“Yup! We did two ‘soft’ releases earlier in the year as tests. Shouldies from ATL and The Essence (darkwave reissue). Those went well, so I figured now is the time to push this new label concept. Because why not add a fourth label to my full plate of museum building and record store owner?”
If you gather enough niche labels under the Graveface umbrella will you officially be a niche hoarder?
“Certainly feels that way.”
What was the first goth band you got into? Was it more of a shoegaze thing for you? Slowdive? Cocteau Twins? Cure? Was Bauhaus something you liked?
“My cousin Brad was obsessed with the Cure from ‘Kiss Me’ through ‘Disintegration.’ After ’89 he became obsessed with jam band crud and gave me all of his Cure related stuff. I still have a massive subway poster from the ‘Disintegration’ roll out that I received from him at 8-years-old. So you can say it started pretty young for me. Went from Cure to New Order to Bauhaus to Sisters, and then at 15, I discovered Slowdive/MBV etc. and it changed my life.”
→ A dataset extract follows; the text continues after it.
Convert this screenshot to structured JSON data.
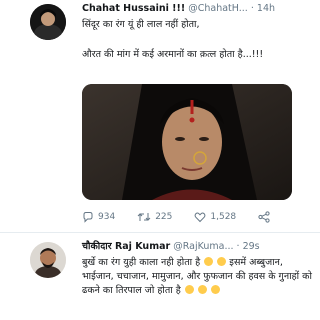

Does it make you cry?
“I wish something made me cry these days. ‘Homesick’ off of ‘Disintegration’ was the first song that made me cry. I remember weeping to it as a child for some [expletive]-up reason.”
You’ve built your empire on gothic imagery and witchcraft. Why is that imagery and those dark ideas so attractive to you? Is it maybe that the very fabric of our existence is a sad paradigm handed to us without choice, and embracing the impermanence and absurdity of it all is the only way to truly appreciate the devastating realty that, regardless of what we’re taught, it is all truly, in the end, meaningless?
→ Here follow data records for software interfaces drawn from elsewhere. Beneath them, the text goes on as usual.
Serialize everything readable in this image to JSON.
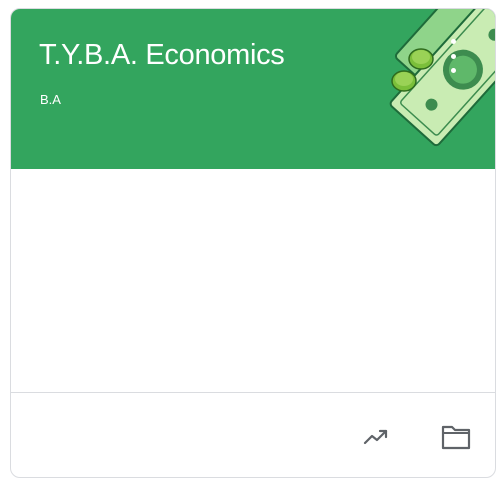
{
  "class_card": {
    "title": "T.Y.B.A. Economics",
    "section": "B.A",
    "header_color": "#33a55e",
    "illustration_icon": "money-illustration",
    "menu_icon": "more-vert-icon",
    "footer_actions": [
      {
        "icon": "trending-up-icon"
      },
      {
        "icon": "folder-icon"
      }
    ]
  }
}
“^ ^ ^ THIS”
Do you practice witchcraft?
“At this point, no. But when I was younger, yes, all the time. I 'accidentally' put a kid in the hospital in high school. Some super bully douche. Did a bunch of spells over the weekend and when I came in on Monday, there was an announcement that he was in the hospital and that we all should 'say a prayer' for him. My friends and I yelped aloud with delight and got in trouble for celebrating his sickness. Didn't really work though as the bully was back by the end of the week.”
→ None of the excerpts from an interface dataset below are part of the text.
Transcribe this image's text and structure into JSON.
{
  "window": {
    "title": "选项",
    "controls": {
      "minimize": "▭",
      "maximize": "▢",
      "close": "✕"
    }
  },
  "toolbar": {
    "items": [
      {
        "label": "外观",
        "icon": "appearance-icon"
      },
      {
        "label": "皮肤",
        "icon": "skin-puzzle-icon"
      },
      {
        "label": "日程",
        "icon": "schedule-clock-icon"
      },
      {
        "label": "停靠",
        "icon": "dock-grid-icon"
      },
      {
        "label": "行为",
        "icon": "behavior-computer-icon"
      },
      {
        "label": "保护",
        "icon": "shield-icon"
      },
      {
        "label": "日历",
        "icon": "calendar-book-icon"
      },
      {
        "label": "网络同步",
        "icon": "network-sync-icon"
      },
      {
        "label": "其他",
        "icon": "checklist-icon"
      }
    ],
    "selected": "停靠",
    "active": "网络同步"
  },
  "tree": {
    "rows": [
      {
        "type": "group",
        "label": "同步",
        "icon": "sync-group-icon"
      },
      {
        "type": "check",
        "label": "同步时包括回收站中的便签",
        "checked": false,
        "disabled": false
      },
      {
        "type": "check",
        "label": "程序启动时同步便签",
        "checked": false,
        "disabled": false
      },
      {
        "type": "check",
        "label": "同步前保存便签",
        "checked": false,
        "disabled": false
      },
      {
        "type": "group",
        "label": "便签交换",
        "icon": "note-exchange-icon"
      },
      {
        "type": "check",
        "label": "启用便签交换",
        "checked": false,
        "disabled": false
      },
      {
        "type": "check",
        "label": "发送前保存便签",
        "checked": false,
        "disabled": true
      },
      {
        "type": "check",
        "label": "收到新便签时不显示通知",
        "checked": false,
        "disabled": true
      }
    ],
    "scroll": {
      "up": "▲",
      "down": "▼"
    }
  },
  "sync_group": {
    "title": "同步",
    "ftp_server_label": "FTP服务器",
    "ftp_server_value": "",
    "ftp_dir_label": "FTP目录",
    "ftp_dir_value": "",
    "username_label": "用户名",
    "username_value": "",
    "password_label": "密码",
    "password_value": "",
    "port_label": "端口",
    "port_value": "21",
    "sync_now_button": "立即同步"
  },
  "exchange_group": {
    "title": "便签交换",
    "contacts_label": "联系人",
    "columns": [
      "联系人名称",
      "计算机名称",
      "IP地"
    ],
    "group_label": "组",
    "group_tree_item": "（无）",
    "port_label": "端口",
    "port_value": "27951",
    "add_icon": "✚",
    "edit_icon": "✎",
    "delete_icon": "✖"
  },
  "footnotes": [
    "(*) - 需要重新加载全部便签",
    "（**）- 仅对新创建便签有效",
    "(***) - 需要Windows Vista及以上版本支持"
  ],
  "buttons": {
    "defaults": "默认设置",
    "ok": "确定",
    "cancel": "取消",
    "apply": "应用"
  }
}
You make dream pop/shoegaze music in your bands. What is it like to harness the ephemeral spirit of a dreamscape in music? Is there a sense of deep emotional release in the construction of this music?
“Honestly how I write is such second nature at this point that it almost feels like nothing. I mean, I absolutely love it, but there is no deep emotional release at this point. Pretty sad, eh? I'm fairly broken.”
You’re planning a monthly goth dance party, right? Will it always be at the Jinx, or will it be at other dance hall locations?
“That's the plan! I wasn't planning on it always being at one location, but honestly if it goes well and they're down to host, might as well keep it there.”
Will you DJ one of them at some point?
“I'm DJ-ing this first one! Me, Jose Ray and Laura Pleasants (Kylesa, The Discussion).”
Why does this new venture excite you so much?
“I wouldn't use the word excite, but honestly the only thing that makes me tick is doing something new. That's why I have a new idea every day and I actually see it through. You know how there's those people you meet in life who seem like they have such big dreams but they do jack sh!t about them? I'm not that guy. I have close to no income, no investors, most of my label fans don't live in Savannah and yet 99.9% of the ideas I have I see through to the end. That is the part that excites me.”
Joshua Peacock is the Do Savannah editor. His column has won multiple awards. You can contact him at firstname.lastname@example.org with complaints, comments, questions, or to say hello.